Congratulations to Bluetooth! It must finally be successful. We've reached the inflection point where it's not only taken for granted, but also ubiquitious. Any new version can only lead to further adoption.
RF Micro Devices is making that happen with the SiW4000 system-on-a-chip (SoC) enhanced-data-rate (EDR) Bluetooth transceiver. Made with 0.13-µm CMOS, the chip does virtually everything you need to implement a Bluetooth personal-area network in any product. The SiW4000 targets 2.5G and 3G mobile-phone applications, where its 2- to 3-Mbit/s data rate significantly speeds transfers between cell phones, PCs, PDAs, and other devices.
Key features include very low power consumption and low external parts count. An on-chip 50-(omega) impedance matching network means that the only external components needed are a band-pass filter, one inductor, and six capacitors. And, power consumption is estimated to be as much as three times less than current comparable products. This becomes particularly crucial when used in already over-taxed cell phones.
The transceiver's direct-conversion architecture reduces spurious emissions and offers superior RF blocking characteristics. Differential quadrature phase-shift keying (DQPSK) and eight-differential quadrature phase-shift keying (8DQPSK) modulation help achieve the higher data rates of the EDR standard. The raw data rate is 3 Mbits/s for a throughput of 2.1 Mbits/s—three times the 721 kbits/s of the original standard.
All mandatory and optional features of the Bluetooth EDR preliminary standard come with the SiW4000, which is fully backward-compatible with v1.1 and v1.2. The frequency synthesizer is a fractional-N type that uses the mobile phone reference clock. An adaptive-frequency-hopping (AFH) scheme permits coexistence with other 2.4-GHz services, such as 802.11b/g. The SiW4000 includes an ARM7 processor core, on-chip RAM and flash, and interfaces such as high-speed UART, SPI, and PCM (see the figure).
The SiW4000 comes in a 4.5-mm2 BGA package.

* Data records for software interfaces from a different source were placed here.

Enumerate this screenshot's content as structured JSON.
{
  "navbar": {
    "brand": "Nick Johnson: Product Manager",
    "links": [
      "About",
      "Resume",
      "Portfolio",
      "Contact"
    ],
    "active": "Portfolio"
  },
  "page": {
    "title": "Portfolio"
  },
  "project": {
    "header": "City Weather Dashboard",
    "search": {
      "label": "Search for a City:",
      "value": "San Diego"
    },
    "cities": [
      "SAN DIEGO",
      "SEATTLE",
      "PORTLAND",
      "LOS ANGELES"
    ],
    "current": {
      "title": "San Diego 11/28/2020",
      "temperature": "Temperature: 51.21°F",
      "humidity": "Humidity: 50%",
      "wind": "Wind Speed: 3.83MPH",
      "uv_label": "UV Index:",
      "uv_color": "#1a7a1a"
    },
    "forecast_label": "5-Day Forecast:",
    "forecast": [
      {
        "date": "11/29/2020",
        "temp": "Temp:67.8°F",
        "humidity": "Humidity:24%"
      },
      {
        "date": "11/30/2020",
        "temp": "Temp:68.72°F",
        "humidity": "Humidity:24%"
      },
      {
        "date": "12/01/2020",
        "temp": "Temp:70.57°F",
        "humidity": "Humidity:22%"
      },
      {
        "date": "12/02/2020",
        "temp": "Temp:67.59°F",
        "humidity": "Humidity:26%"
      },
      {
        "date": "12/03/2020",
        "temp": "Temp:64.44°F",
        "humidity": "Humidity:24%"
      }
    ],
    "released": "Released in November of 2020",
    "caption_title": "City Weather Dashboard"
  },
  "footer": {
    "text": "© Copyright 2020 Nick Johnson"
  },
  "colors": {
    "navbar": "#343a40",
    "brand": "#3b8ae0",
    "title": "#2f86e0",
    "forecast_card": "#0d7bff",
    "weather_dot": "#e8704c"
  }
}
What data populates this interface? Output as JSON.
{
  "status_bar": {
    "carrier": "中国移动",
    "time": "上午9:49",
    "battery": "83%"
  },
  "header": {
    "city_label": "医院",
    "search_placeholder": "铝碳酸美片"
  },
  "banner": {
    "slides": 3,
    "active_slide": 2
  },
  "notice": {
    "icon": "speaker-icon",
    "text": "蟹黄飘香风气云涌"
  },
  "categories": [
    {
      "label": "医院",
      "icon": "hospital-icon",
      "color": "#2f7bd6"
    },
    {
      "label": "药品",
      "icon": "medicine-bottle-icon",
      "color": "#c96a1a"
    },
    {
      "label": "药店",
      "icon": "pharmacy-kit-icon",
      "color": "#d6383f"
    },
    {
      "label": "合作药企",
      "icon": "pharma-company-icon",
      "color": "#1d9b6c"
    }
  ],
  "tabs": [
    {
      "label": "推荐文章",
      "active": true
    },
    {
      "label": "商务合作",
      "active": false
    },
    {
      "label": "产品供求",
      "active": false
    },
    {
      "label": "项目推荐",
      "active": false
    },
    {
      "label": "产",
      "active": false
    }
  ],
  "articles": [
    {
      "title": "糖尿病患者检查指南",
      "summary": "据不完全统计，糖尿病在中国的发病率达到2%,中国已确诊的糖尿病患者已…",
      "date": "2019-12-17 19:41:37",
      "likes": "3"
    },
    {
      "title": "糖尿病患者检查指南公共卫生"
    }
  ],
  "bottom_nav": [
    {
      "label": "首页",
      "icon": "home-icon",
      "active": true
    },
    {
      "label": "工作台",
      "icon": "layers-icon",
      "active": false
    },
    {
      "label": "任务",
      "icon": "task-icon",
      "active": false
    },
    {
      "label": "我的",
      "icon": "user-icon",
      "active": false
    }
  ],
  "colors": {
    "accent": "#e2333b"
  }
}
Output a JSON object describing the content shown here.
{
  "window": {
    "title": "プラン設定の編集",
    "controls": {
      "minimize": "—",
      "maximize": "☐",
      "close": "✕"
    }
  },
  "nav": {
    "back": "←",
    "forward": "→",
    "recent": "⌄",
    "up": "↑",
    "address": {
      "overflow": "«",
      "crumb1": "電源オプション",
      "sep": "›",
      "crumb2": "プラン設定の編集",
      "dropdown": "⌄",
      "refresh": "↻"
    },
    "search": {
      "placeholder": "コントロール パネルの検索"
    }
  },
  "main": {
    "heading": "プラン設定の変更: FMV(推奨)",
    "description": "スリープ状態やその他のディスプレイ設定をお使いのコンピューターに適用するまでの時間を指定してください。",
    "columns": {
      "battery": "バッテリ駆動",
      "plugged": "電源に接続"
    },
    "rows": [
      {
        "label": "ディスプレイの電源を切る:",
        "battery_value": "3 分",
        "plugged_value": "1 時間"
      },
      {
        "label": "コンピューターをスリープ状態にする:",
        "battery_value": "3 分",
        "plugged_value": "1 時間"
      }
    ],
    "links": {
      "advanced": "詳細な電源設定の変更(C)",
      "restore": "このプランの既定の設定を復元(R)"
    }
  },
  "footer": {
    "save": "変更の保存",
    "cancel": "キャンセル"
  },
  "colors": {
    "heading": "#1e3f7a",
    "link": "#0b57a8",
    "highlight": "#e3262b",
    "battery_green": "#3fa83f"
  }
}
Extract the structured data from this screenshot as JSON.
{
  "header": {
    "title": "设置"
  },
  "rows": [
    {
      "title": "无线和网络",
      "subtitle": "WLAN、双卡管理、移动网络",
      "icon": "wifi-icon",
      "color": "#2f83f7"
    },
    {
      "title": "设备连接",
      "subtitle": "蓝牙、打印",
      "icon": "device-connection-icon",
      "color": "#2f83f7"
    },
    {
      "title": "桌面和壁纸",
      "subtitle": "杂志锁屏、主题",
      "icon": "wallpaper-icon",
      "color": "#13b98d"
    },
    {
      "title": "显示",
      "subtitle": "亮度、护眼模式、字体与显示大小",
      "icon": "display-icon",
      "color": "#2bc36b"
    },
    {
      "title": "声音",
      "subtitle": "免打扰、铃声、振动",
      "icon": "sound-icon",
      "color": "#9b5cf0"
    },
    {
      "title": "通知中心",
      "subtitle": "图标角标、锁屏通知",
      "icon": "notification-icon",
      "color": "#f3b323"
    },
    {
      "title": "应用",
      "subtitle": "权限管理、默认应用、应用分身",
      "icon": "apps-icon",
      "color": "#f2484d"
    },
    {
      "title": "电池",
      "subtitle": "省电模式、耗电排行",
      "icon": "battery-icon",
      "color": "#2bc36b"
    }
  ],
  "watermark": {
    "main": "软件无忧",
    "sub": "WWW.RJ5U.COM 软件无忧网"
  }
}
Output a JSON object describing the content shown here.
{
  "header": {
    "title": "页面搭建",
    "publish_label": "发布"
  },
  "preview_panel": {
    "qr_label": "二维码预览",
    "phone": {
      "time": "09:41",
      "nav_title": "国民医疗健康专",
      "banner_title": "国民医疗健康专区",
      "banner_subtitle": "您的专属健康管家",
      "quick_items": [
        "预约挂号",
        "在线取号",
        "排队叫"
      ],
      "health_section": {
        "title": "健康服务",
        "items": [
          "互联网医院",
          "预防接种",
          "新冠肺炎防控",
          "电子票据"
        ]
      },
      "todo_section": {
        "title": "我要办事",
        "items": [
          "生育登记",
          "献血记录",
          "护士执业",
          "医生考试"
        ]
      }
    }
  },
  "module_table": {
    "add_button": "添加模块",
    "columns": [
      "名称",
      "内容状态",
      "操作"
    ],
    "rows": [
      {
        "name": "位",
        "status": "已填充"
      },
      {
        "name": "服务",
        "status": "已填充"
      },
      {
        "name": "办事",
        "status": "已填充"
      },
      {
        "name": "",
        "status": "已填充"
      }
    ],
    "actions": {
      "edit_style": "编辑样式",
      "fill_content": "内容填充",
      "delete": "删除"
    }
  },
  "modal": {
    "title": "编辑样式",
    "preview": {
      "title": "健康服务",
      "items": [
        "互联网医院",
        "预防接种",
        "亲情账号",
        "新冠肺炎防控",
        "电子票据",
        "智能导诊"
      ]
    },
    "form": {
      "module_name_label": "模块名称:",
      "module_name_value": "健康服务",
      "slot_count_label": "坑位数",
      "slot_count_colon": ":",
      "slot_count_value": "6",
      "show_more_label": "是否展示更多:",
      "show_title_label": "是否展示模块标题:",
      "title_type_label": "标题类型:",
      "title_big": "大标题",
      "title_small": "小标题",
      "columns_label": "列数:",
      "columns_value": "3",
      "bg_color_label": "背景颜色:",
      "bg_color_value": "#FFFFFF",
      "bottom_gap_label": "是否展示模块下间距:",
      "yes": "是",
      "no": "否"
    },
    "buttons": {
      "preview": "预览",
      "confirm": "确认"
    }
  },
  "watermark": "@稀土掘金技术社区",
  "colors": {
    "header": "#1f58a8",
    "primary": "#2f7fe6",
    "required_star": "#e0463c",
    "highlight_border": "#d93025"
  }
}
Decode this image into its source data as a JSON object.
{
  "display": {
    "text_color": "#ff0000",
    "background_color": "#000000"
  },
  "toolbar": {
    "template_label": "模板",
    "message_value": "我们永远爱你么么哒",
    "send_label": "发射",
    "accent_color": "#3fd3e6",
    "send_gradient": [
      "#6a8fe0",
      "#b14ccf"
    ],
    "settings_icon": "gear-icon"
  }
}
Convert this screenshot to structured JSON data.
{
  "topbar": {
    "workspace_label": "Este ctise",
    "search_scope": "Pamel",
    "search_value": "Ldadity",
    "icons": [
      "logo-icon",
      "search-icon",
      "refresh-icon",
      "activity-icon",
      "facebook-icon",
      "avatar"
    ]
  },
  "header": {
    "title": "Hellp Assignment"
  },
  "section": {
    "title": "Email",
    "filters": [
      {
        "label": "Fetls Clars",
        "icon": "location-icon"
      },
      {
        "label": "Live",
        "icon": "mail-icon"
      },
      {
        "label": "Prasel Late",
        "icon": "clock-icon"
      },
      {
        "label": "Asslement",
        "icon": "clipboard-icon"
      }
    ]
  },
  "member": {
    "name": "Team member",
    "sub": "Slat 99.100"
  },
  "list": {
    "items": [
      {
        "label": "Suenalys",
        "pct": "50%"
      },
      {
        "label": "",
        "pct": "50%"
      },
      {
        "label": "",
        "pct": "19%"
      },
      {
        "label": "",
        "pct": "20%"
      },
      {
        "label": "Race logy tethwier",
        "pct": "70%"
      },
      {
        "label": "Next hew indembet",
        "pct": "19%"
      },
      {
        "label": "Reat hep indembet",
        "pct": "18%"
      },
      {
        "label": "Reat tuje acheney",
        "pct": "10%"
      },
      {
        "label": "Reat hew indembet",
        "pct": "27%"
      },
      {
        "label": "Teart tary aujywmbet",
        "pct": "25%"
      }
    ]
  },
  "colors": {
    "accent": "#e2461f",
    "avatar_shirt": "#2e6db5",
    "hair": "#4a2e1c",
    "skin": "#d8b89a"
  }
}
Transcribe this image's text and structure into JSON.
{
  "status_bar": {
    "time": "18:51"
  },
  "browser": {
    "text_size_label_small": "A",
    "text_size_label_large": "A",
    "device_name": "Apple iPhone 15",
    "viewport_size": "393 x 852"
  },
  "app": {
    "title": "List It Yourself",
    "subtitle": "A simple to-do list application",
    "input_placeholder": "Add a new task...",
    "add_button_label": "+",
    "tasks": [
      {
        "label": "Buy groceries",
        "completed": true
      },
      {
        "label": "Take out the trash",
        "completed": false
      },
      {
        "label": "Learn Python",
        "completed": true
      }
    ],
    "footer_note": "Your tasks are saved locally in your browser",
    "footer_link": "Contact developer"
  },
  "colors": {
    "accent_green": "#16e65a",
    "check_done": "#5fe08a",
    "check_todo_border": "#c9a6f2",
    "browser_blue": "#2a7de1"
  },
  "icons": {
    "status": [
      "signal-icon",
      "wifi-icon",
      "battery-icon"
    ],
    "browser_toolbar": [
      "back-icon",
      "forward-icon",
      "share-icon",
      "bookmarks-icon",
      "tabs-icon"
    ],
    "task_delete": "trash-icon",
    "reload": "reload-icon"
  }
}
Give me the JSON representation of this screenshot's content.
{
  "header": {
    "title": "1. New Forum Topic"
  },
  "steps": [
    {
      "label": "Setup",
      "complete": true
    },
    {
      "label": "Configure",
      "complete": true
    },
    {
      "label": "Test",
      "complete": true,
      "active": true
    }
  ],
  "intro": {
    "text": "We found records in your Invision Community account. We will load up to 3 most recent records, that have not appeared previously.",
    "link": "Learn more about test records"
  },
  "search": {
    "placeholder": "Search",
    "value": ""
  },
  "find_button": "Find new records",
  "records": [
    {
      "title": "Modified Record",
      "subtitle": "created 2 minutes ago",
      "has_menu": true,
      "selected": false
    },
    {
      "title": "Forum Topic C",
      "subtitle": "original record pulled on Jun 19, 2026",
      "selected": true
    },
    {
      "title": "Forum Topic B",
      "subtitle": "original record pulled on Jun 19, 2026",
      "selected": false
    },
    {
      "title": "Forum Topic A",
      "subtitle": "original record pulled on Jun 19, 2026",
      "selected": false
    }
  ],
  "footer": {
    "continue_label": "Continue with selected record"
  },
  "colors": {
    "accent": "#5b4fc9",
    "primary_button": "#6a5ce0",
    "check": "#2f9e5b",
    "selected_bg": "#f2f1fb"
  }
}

Samples are due in the first quarter of 2005. An EDR development platform will be available to OEMs in the fourth quarter of 2004.
RF Micro Devices Inc.